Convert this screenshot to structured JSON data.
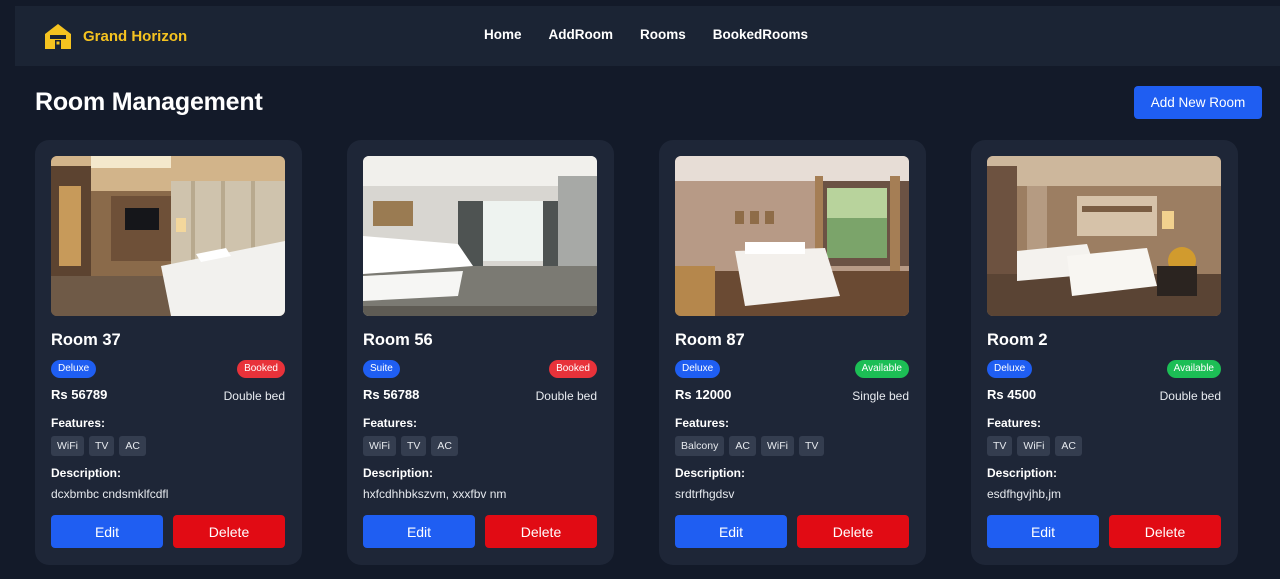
{
  "brand": {
    "name": "Grand Horizon",
    "icon": "house-icon",
    "color": "#f5c320"
  },
  "nav": [
    "Home",
    "AddRoom",
    "Rooms",
    "BookedRooms"
  ],
  "page": {
    "title": "Room Management",
    "add_button": "Add New Room"
  },
  "labels": {
    "features": "Features:",
    "description": "Description:",
    "edit": "Edit",
    "delete": "Delete"
  },
  "colors": {
    "primary": "#1f5ef2",
    "danger": "#e10b14",
    "booked": "#e8323a",
    "available": "#1cbe55"
  },
  "rooms": [
    {
      "name": "Room 37",
      "type": "Deluxe",
      "status": "Booked",
      "price": "Rs 56789",
      "bed": "Double bed",
      "features": [
        "WiFi",
        "TV",
        "AC"
      ],
      "description": "dcxbmbc cndsmklfcdfl"
    },
    {
      "name": "Room 56",
      "type": "Suite",
      "status": "Booked",
      "price": "Rs 56788",
      "bed": "Double bed",
      "features": [
        "WiFi",
        "TV",
        "AC"
      ],
      "description": "hxfcdhhbkszvm, xxxfbv nm"
    },
    {
      "name": "Room 87",
      "type": "Deluxe",
      "status": "Available",
      "price": "Rs 12000",
      "bed": "Single bed",
      "features": [
        "Balcony",
        "AC",
        "WiFi",
        "TV"
      ],
      "description": "srdtrfhgdsv"
    },
    {
      "name": "Room 2",
      "type": "Deluxe",
      "status": "Available",
      "price": "Rs 4500",
      "bed": "Double bed",
      "features": [
        "TV",
        "WiFi",
        "AC"
      ],
      "description": "esdfhgvjhb,jm"
    }
  ]
}
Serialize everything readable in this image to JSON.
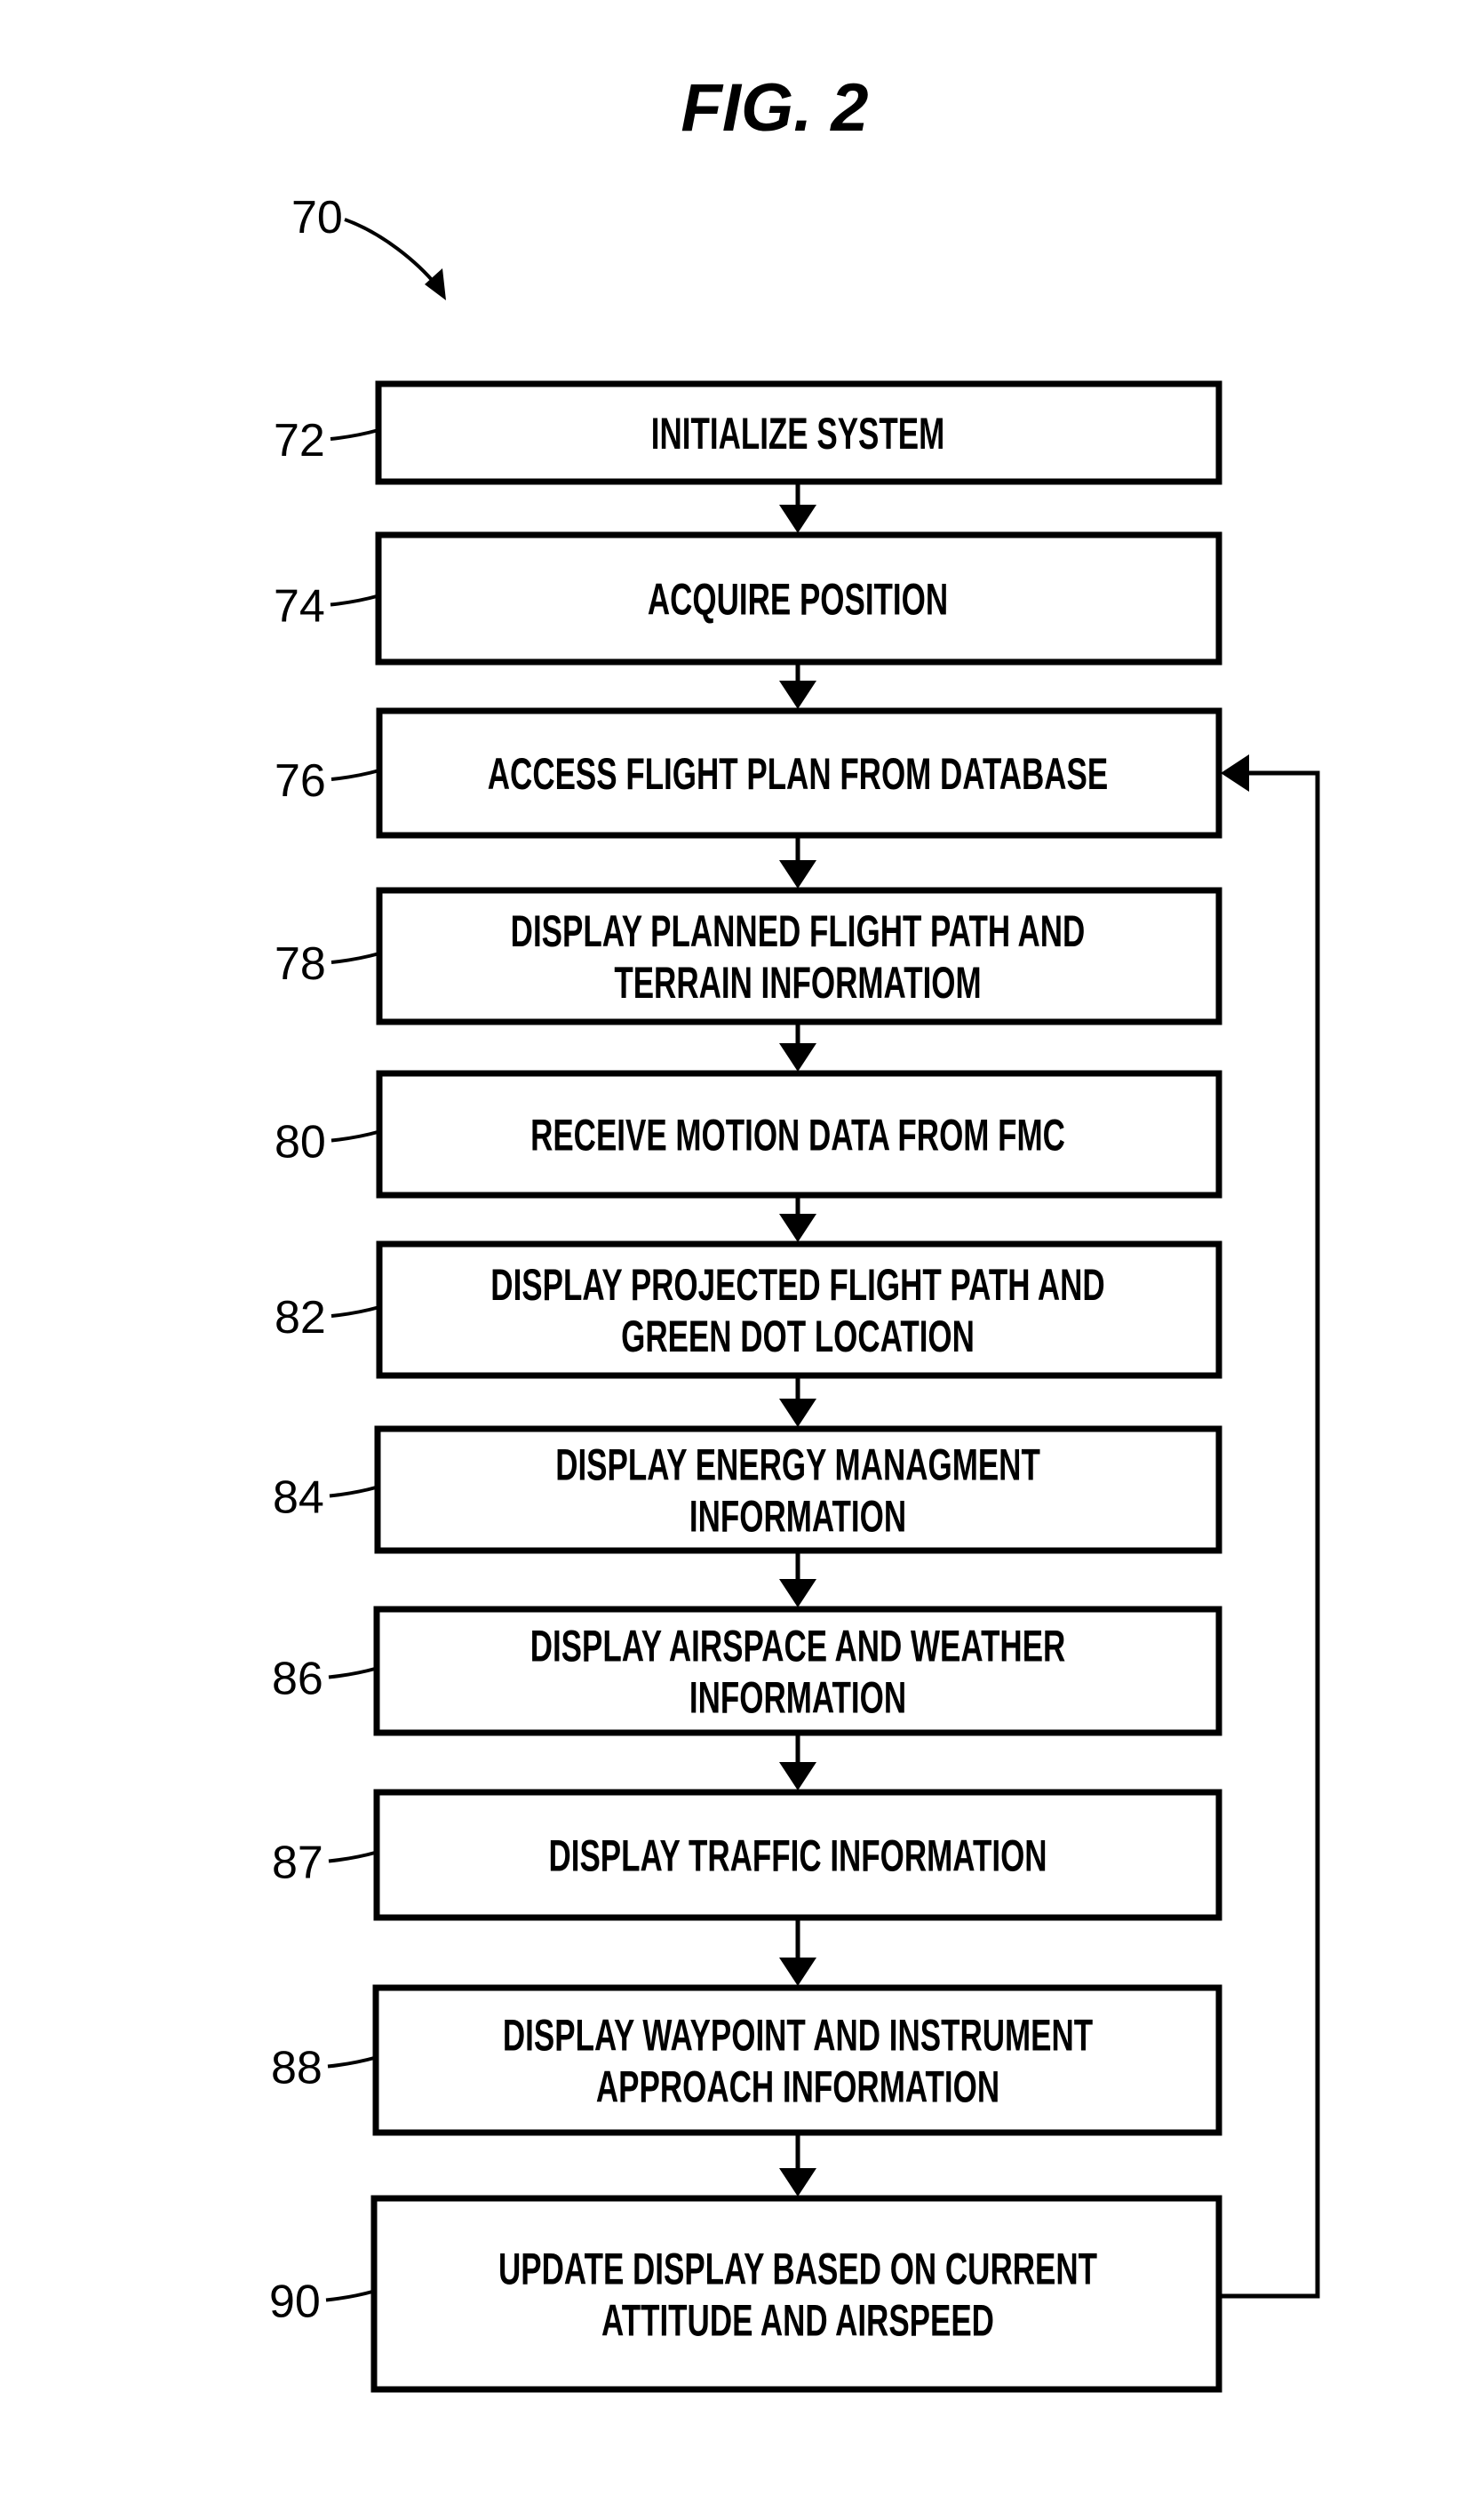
{
  "figure": {
    "title": "FIG. 2",
    "ref": "70"
  },
  "steps": [
    {
      "ref": "72",
      "lines": [
        "INITIALIZE SYSTEM"
      ]
    },
    {
      "ref": "74",
      "lines": [
        "ACQUIRE POSITION"
      ]
    },
    {
      "ref": "76",
      "lines": [
        "ACCESS FLIGHT PLAN FROM DATABASE"
      ]
    },
    {
      "ref": "78",
      "lines": [
        "DISPLAY PLANNED FLIGHT PATH AND",
        "TERRAIN INFORMATIOM"
      ]
    },
    {
      "ref": "80",
      "lines": [
        "RECEIVE MOTION DATA FROM FMC"
      ]
    },
    {
      "ref": "82",
      "lines": [
        "DISPLAY PROJECTED FLIGHT PATH AND",
        "GREEN DOT LOCATION"
      ]
    },
    {
      "ref": "84",
      "lines": [
        "DISPLAY ENERGY MANAGMENT",
        "INFORMATION"
      ]
    },
    {
      "ref": "86",
      "lines": [
        "DISPLAY AIRSPACE AND WEATHER",
        "INFORMATION"
      ]
    },
    {
      "ref": "87",
      "lines": [
        "DISPLAY TRAFFIC INFORMATION"
      ]
    },
    {
      "ref": "88",
      "lines": [
        "DISPLAY WAYPOINT AND INSTRUMENT",
        "APPROACH INFORMATION"
      ]
    },
    {
      "ref": "90",
      "lines": [
        "UPDATE DISPLAY BASED ON CURRENT",
        "ATTITUDE AND AIRSPEED"
      ]
    }
  ],
  "loop": {
    "from_step": "90",
    "to_step": "76"
  }
}
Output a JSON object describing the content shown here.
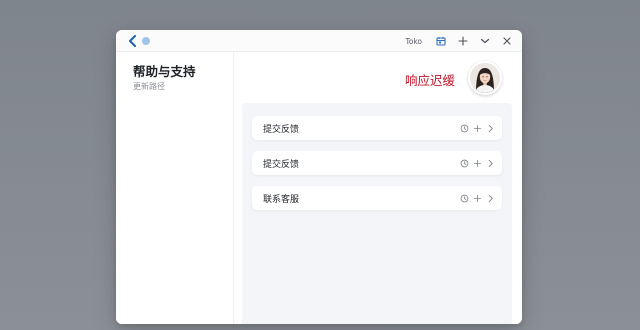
{
  "titlebar": {
    "app_label": "Toko",
    "icons": [
      "back-icon",
      "calendar-icon",
      "plus-icon",
      "chevron-down-icon",
      "close-icon"
    ]
  },
  "sidebar": {
    "title": "帮助与支持",
    "subtitle": "更新路径"
  },
  "main": {
    "status_text": "响应迟缓",
    "items": [
      {
        "label": "提交反馈"
      },
      {
        "label": "提交反馈"
      },
      {
        "label": "联系客服"
      }
    ]
  },
  "colors": {
    "accent_blue": "#1f5fb4",
    "alert_red": "#c5162a",
    "content_bg": "#f3f5f8"
  }
}
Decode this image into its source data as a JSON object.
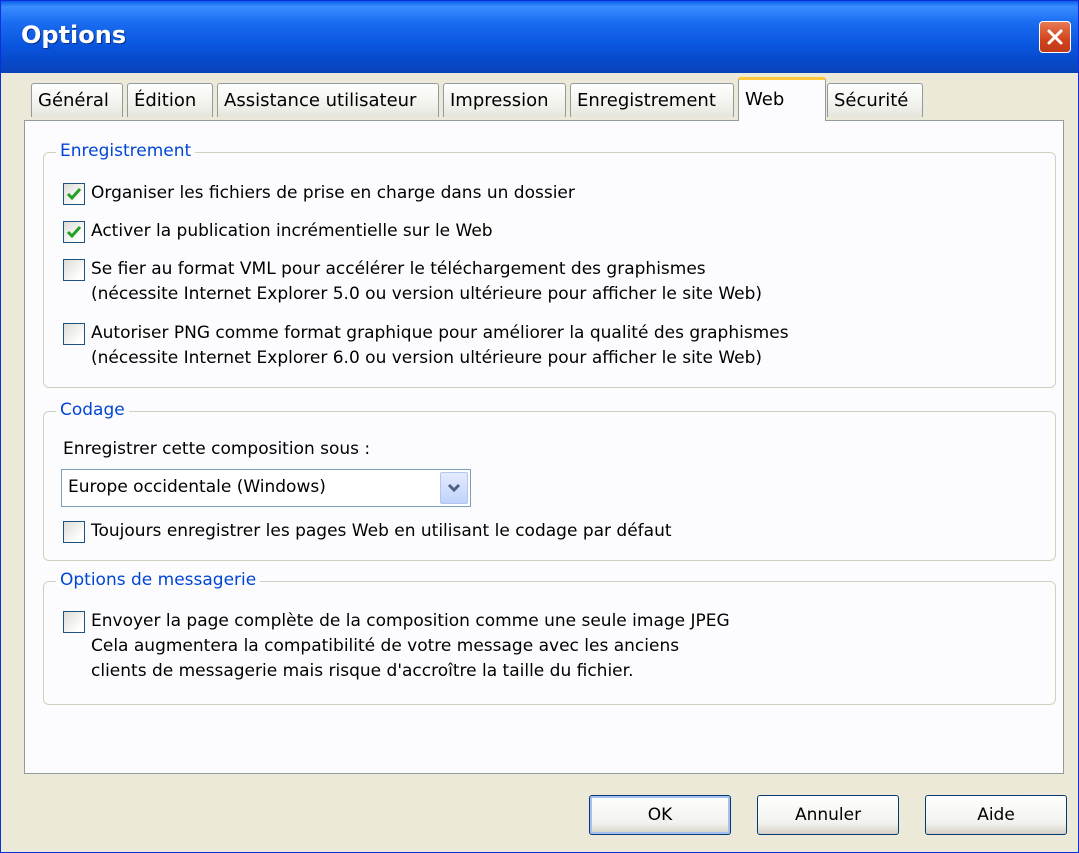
{
  "window": {
    "title": "Options"
  },
  "tabs": [
    {
      "label": "Général"
    },
    {
      "label": "Édition"
    },
    {
      "label": "Assistance utilisateur"
    },
    {
      "label": "Impression"
    },
    {
      "label": "Enregistrement"
    },
    {
      "label": "Web",
      "active": true
    },
    {
      "label": "Sécurité"
    }
  ],
  "groups": {
    "enregistrement": {
      "legend": "Enregistrement",
      "options": [
        {
          "checked": true,
          "line1": "Organiser les fichiers de prise en charge dans un dossier"
        },
        {
          "checked": true,
          "line1": "Activer la publication incrémentielle sur le Web"
        },
        {
          "checked": false,
          "line1": "Se fier au format VML pour accélérer le téléchargement des graphismes",
          "line2": "(nécessite Internet Explorer 5.0 ou version ultérieure pour afficher le site Web)"
        },
        {
          "checked": false,
          "line1": "Autoriser PNG comme format graphique pour améliorer la qualité des graphismes",
          "line2": "(nécessite Internet Explorer 6.0 ou version ultérieure pour afficher le site Web)"
        }
      ]
    },
    "codage": {
      "legend": "Codage",
      "save_as_label": "Enregistrer cette composition sous :",
      "encoding_value": "Europe occidentale (Windows)",
      "always_default": {
        "checked": false,
        "line1": "Toujours enregistrer les pages Web en utilisant le codage par défaut"
      }
    },
    "messagerie": {
      "legend": "Options de messagerie",
      "send_jpeg": {
        "checked": false,
        "line1": "Envoyer la page complète de la composition comme une seule image JPEG",
        "line2": "Cela augmentera la compatibilité de votre message avec les anciens",
        "line3": "clients de messagerie mais risque d'accroître la taille du fichier."
      }
    }
  },
  "buttons": {
    "ok": "OK",
    "cancel": "Annuler",
    "help": "Aide"
  },
  "colors": {
    "titlebar": "#0a56e0",
    "legend": "#0046d5",
    "check": "#21a121",
    "close": "#d2431a",
    "active_tab_highlight": "#ffc83c"
  },
  "icons": {
    "close": "close-icon",
    "check": "checkmark-icon",
    "dropdown": "chevron-down-icon"
  }
}
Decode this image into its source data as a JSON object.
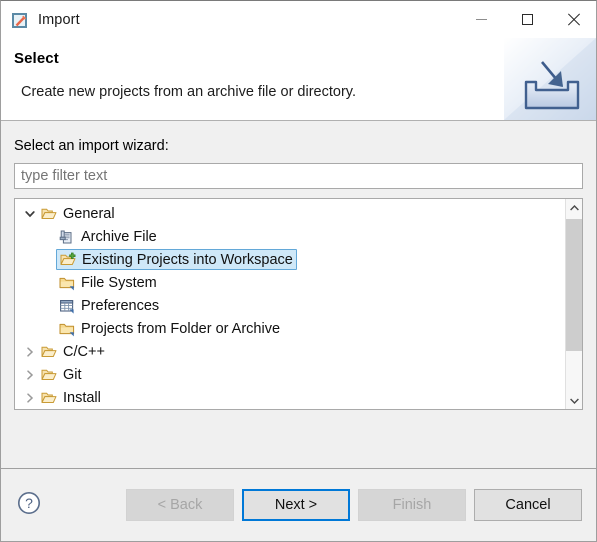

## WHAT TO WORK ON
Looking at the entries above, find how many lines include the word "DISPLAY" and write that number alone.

## RESULT BELOW
7